Data START
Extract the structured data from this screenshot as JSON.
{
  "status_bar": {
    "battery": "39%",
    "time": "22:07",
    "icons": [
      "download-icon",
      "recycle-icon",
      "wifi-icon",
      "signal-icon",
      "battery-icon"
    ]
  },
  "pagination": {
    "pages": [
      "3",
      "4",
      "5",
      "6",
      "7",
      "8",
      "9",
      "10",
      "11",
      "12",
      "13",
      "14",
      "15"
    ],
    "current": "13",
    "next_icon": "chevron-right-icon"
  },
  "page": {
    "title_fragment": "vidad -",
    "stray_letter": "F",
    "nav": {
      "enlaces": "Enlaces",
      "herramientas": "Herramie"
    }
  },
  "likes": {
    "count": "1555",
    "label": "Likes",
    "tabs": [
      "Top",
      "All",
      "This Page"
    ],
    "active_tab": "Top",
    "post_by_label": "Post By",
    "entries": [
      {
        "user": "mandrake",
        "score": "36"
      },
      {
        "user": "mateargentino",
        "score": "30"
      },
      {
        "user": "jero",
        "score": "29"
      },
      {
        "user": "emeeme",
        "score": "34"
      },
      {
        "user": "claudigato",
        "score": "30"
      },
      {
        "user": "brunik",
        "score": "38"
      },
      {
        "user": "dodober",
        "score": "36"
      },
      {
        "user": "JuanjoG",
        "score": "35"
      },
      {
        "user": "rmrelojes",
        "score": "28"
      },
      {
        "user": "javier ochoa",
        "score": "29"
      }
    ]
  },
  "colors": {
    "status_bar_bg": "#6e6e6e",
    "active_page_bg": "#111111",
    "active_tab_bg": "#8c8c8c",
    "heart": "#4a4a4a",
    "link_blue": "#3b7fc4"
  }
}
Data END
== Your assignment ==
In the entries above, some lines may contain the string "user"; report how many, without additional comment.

== Result ==
10